### Task brief
Look through the records and copy every line in which "kind" appears.
Segment Start: Exercise input
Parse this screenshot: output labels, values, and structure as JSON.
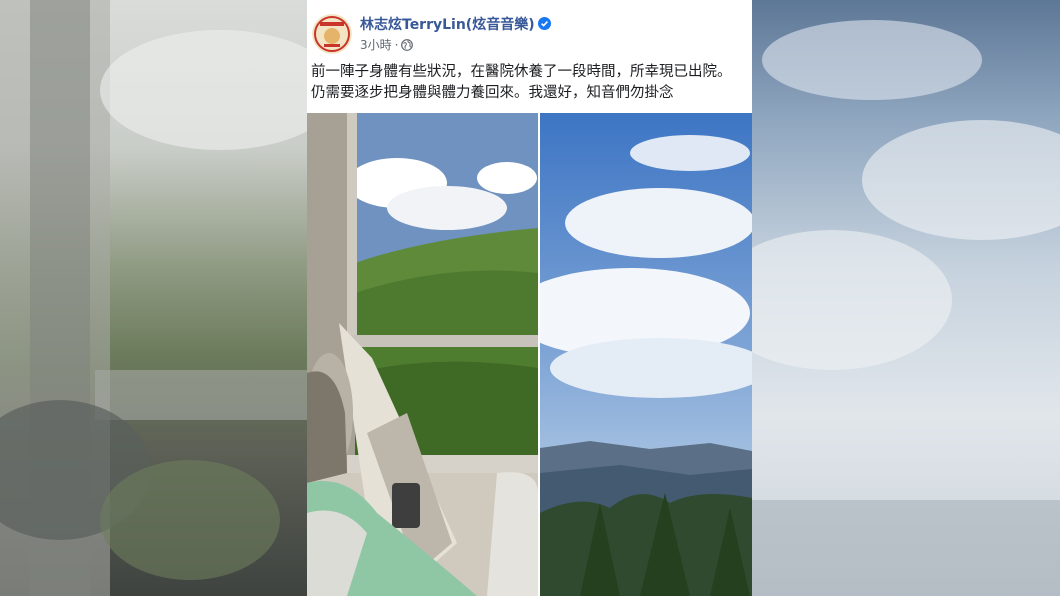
{
  "post": {
    "author": "林志炫TerryLin(炫音音樂)",
    "time": "3小時",
    "separator": "·",
    "verified_icon": "verified-badge-icon",
    "privacy_icon": "globe-icon",
    "text_line1": "前一陣子身體有些狀況，在醫院休養了一段時間，所幸現已出院。",
    "text_line2": "仍需要逐步把身體與體力養回來。我還好，知音們勿掛念"
  },
  "colors": {
    "author": "#385898",
    "verified": "#1877f2",
    "meta": "#616770",
    "text": "#1c1e21"
  }
}
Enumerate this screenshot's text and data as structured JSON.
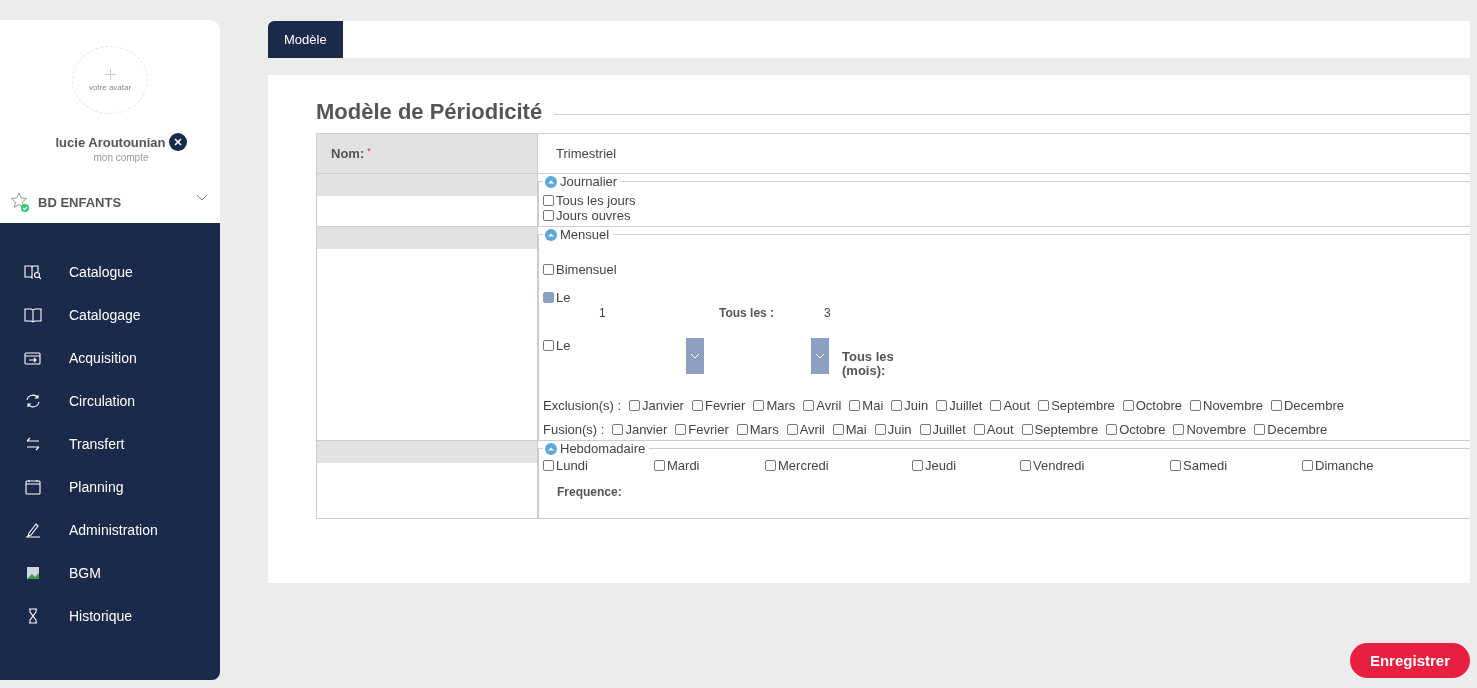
{
  "user": {
    "avatar_label": "votre avatar",
    "name": "lucie Aroutounian",
    "account": "mon compte"
  },
  "library": {
    "name": "BD ENFANTS"
  },
  "nav": [
    {
      "label": "Catalogue",
      "kind": "catalogue"
    },
    {
      "label": "Catalogage",
      "kind": "book"
    },
    {
      "label": "Acquisition",
      "kind": "inbox"
    },
    {
      "label": "Circulation",
      "kind": "cycle"
    },
    {
      "label": "Transfert",
      "kind": "transfer"
    },
    {
      "label": "Planning",
      "kind": "calendar"
    },
    {
      "label": "Administration",
      "kind": "pen"
    },
    {
      "label": "BGM",
      "kind": "image"
    },
    {
      "label": "Historique",
      "kind": "hourglass"
    }
  ],
  "tabs": [
    {
      "label": "Modèle",
      "selected": true
    }
  ],
  "form": {
    "title": "Modèle de Périodicité",
    "name_label": "Nom:",
    "required_mark": "*",
    "name_value": "Trimestriel",
    "journalier": {
      "legend": "Journalier",
      "options": [
        {
          "label": "Tous les jours",
          "checked": false
        },
        {
          "label": "Jours ouvres",
          "checked": false
        }
      ]
    },
    "mensuel": {
      "legend": "Mensuel",
      "bimensuel": {
        "label": "Bimensuel",
        "checked": false
      },
      "le_day": {
        "label": "Le",
        "checked": true,
        "day": "1",
        "every_label": "Tous les :",
        "every_value": "3"
      },
      "le_weekday": {
        "label": "Le",
        "checked": false,
        "every_label": "Tous les (mois):"
      },
      "month_rows": [
        {
          "label": "Exclusion(s) :",
          "months": [
            {
              "label": "Janvier",
              "checked": false
            },
            {
              "label": "Fevrier",
              "checked": false
            },
            {
              "label": "Mars",
              "checked": false
            },
            {
              "label": "Avril",
              "checked": false
            },
            {
              "label": "Mai",
              "checked": false
            },
            {
              "label": "Juin",
              "checked": false
            },
            {
              "label": "Juillet",
              "checked": false
            },
            {
              "label": "Aout",
              "checked": false
            },
            {
              "label": "Septembre",
              "checked": false
            },
            {
              "label": "Octobre",
              "checked": false
            },
            {
              "label": "Novembre",
              "checked": false
            },
            {
              "label": "Decembre",
              "checked": false
            }
          ]
        },
        {
          "label": "Fusion(s) :",
          "months": [
            {
              "label": "Janvier",
              "checked": false
            },
            {
              "label": "Fevrier",
              "checked": false
            },
            {
              "label": "Mars",
              "checked": false
            },
            {
              "label": "Avril",
              "checked": false
            },
            {
              "label": "Mai",
              "checked": false
            },
            {
              "label": "Juin",
              "checked": false
            },
            {
              "label": "Juillet",
              "checked": false
            },
            {
              "label": "Aout",
              "checked": false
            },
            {
              "label": "Septembre",
              "checked": false
            },
            {
              "label": "Octobre",
              "checked": false
            },
            {
              "label": "Novembre",
              "checked": false
            },
            {
              "label": "Decembre",
              "checked": false
            }
          ]
        }
      ]
    },
    "hebdomadaire": {
      "legend": "Hebdomadaire",
      "days": [
        {
          "label": "Lundi",
          "checked": false
        },
        {
          "label": "Mardi",
          "checked": false
        },
        {
          "label": "Mercredi",
          "checked": false
        },
        {
          "label": "Jeudi",
          "checked": false
        },
        {
          "label": "Vendredi",
          "checked": false
        },
        {
          "label": "Samedi",
          "checked": false
        },
        {
          "label": "Dimanche",
          "checked": false
        }
      ],
      "frequency_label": "Frequence:"
    }
  },
  "save_button": "Enregistrer"
}
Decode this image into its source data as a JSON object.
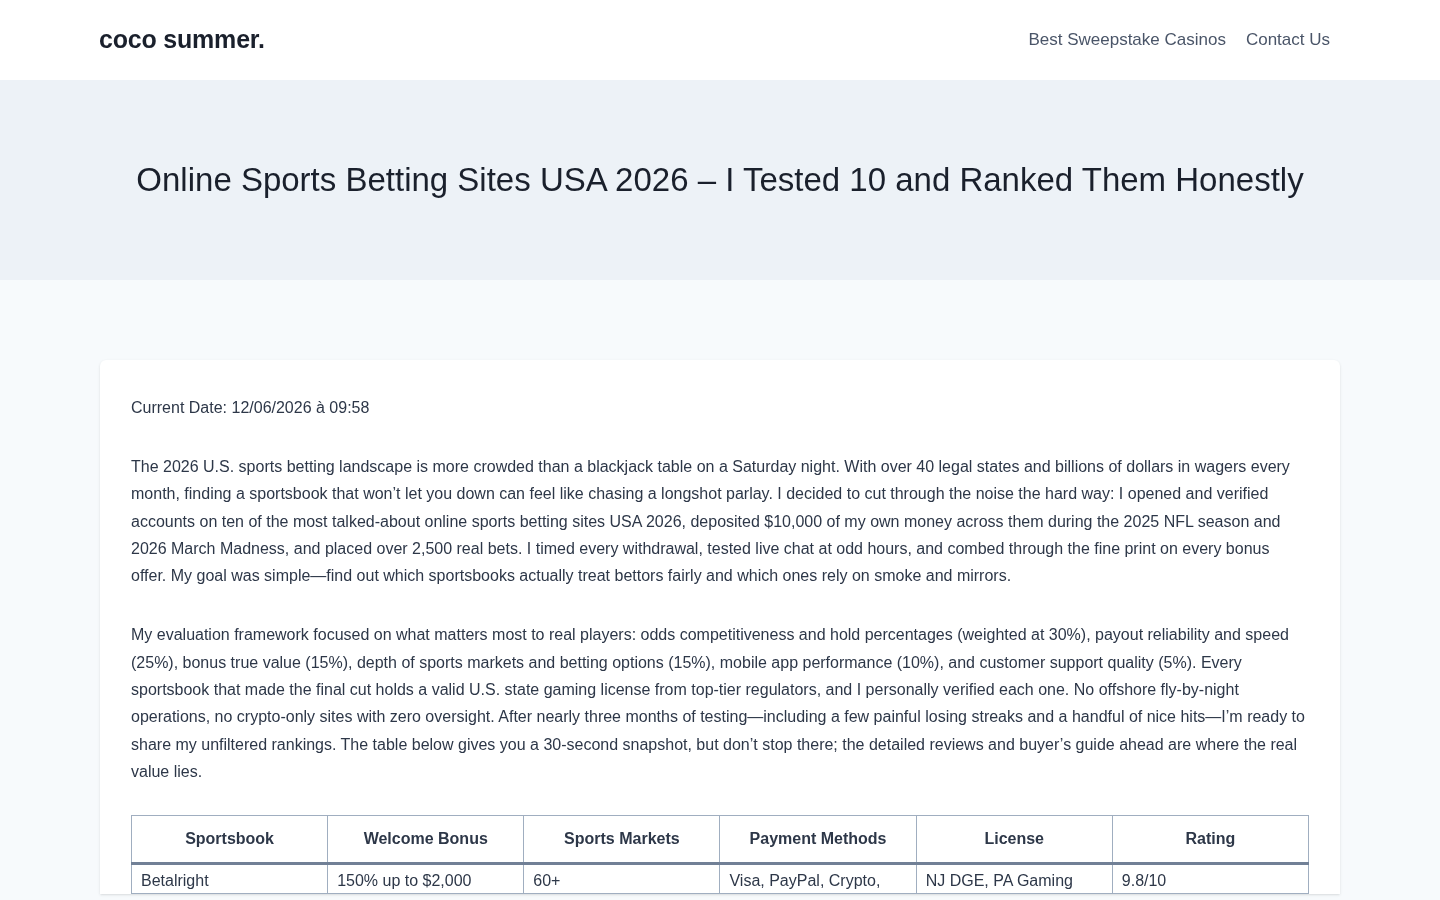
{
  "header": {
    "logo": "coco summer.",
    "nav": [
      {
        "label": "Best Sweepstake Casinos"
      },
      {
        "label": "Contact Us"
      }
    ]
  },
  "hero": {
    "title": "Online Sports Betting Sites USA 2026 – I Tested 10 and Ranked Them Honestly"
  },
  "article": {
    "date": "Current Date: 12/06/2026 à 09:58",
    "paragraphs": [
      "The 2026 U.S. sports betting landscape is more crowded than a blackjack table on a Saturday night. With over 40 legal states and billions of dollars in wagers every month, finding a sportsbook that won’t let you down can feel like chasing a longshot parlay. I decided to cut through the noise the hard way: I opened and verified accounts on ten of the most talked-about online sports betting sites USA 2026, deposited $10,000 of my own money across them during the 2025 NFL season and 2026 March Madness, and placed over 2,500 real bets. I timed every withdrawal, tested live chat at odd hours, and combed through the fine print on every bonus offer. My goal was simple—find out which sportsbooks actually treat bettors fairly and which ones rely on smoke and mirrors.",
      "My evaluation framework focused on what matters most to real players: odds competitiveness and hold percentages (weighted at 30%), payout reliability and speed (25%), bonus true value (15%), depth of sports markets and betting options (15%), mobile app performance (10%), and customer support quality (5%). Every sportsbook that made the final cut holds a valid U.S. state gaming license from top-tier regulators, and I personally verified each one. No offshore fly-by-night operations, no crypto-only sites with zero oversight. After nearly three months of testing—including a few painful losing streaks and a handful of nice hits—I’m ready to share my unfiltered rankings. The table below gives you a 30-second snapshot, but don’t stop there; the detailed reviews and buyer’s guide ahead are where the real value lies."
    ],
    "table": {
      "columns": [
        "Sportsbook",
        "Welcome Bonus",
        "Sports Markets",
        "Payment Methods",
        "License",
        "Rating"
      ],
      "rows": [
        [
          "Betalright",
          "150% up to $2,000",
          "60+",
          "Visa, PayPal, Crypto,",
          "NJ DGE, PA Gaming",
          "9.8/10"
        ]
      ]
    }
  }
}
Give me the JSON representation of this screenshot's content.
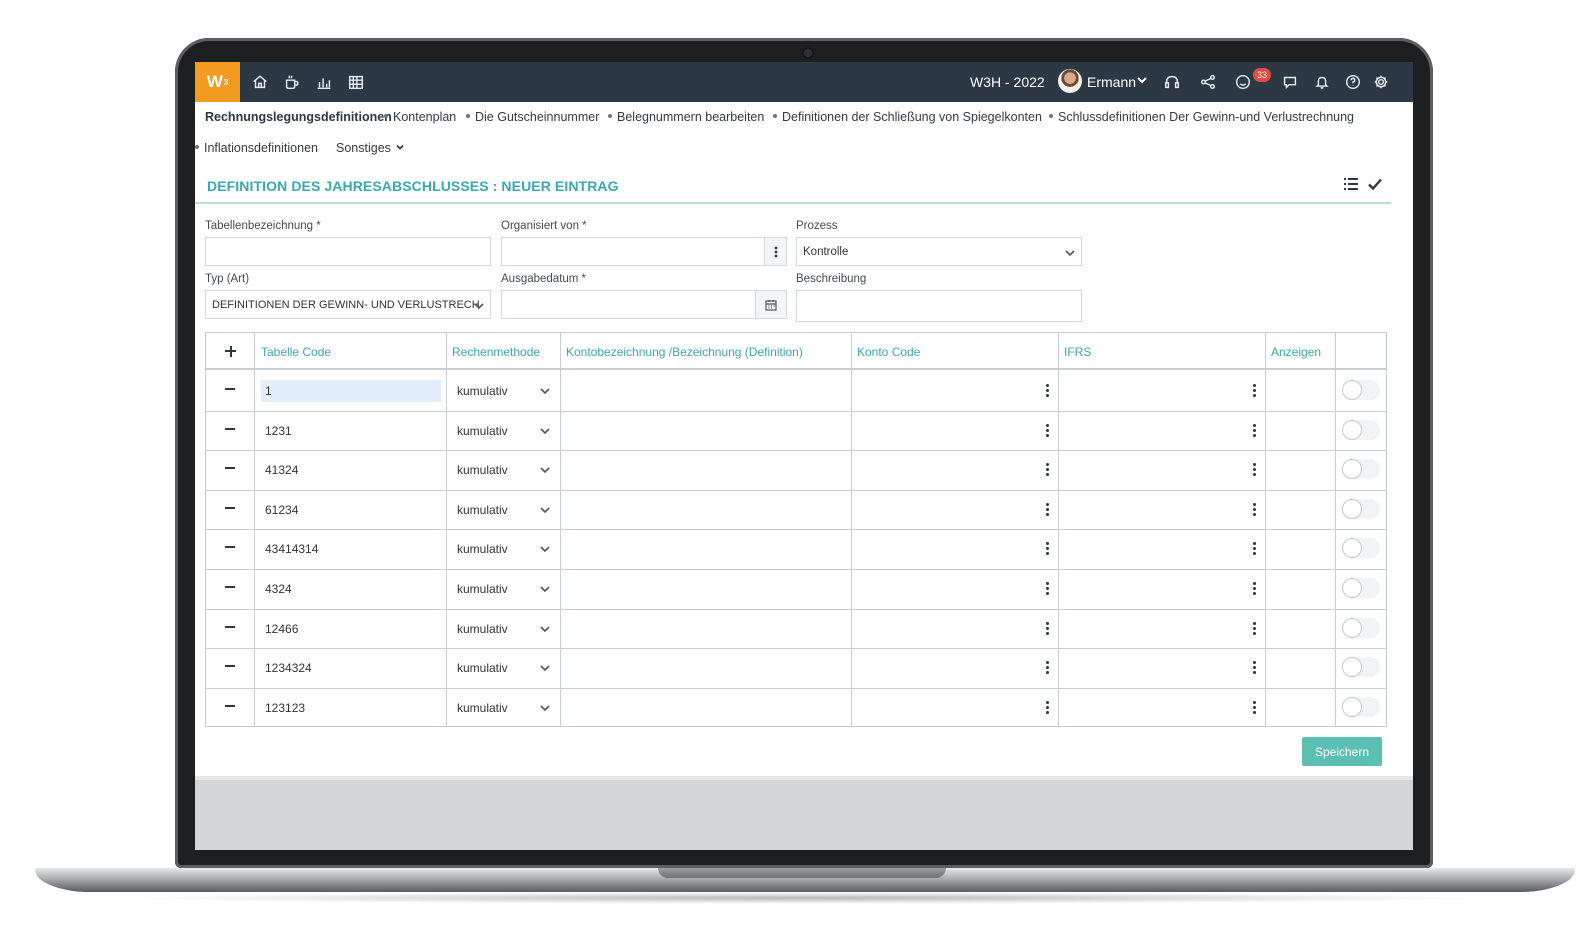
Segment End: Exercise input
### Exercise result
      "kind": "catalogue"
      "kind": "book"
      "kind": "inbox"
      "kind": "cycle"
      "kind": "transfer"
      "kind": "calendar"
      "kind": "pen"
      "kind": "image"
      "kind": "hourglass"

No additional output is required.